WeatherBug's project, called Sponsor Select, will allow consumers to choose an advertiser from a list of 10. The chosen marketer would receive one to two days in the sun with the consumer through e-mail and ads on WeatherBug, a free weather-data reporting tool downloaded by more than 7 million Web surfers.
"In the same way people are able to choose where to go on the Internet, why not let them choose what kind of ads they want to see?" asked Andy Jedynak, vice president of business development for AWS Convergence Technologies, WeatherBug's owner.
Like many Web publishers suffering through an advertising drought, WeatherBug has been trying to attract ad buyers without repelling consumers.
Last year, the company tried to support itself byshopping tool Gator with the service, allowing it to make money from Gator's ad sales. But the company found that the economics didn't pan out. It has also tried banner ads to no avail.
The latest tactic is also far from a sure thing.
"It's a gimmick that WeatherBug is using to draw advertisers," said Jupiter Media Metrix senior analyst Marissa Gluck. "So what (if) you have that consumer for 24 hours? It takes a lot longer than that to build a brand."
Still, Gluck said that by asking consumers to pick their own advertisers, WeatherBug would increase the chances of showing ads relevant to their audience, adding that relevancy is the most important factor in creating effective advertising.

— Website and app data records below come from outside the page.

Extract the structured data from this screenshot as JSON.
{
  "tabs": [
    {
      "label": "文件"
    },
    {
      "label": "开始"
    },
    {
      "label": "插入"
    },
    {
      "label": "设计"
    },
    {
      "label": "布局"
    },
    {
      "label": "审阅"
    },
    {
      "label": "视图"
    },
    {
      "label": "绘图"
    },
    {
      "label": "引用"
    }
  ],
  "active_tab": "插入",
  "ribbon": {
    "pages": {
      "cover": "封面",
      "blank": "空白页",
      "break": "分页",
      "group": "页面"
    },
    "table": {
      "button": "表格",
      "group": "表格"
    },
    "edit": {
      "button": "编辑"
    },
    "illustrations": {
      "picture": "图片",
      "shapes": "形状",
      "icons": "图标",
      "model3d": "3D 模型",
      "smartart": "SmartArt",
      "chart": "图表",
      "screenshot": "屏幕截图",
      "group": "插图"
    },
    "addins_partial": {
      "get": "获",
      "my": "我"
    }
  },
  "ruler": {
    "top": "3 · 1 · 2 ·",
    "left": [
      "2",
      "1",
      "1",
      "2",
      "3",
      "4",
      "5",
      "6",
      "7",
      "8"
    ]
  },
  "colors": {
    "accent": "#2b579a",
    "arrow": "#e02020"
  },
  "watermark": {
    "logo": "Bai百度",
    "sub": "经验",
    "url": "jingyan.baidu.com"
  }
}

WeatherBug, which provides PC users with weather data from around the world, sells an ad-free version of its application for $19.95 a year. But it is banking heavily on the success of the ad-supported version. Advertisers include Ameriquest, Investor's Business Daily and Discover Card.
"We want to make sure these people are qualified customers," said WeatherBug's Jedynak. The project "does a good job of matching consumer and advertiser together."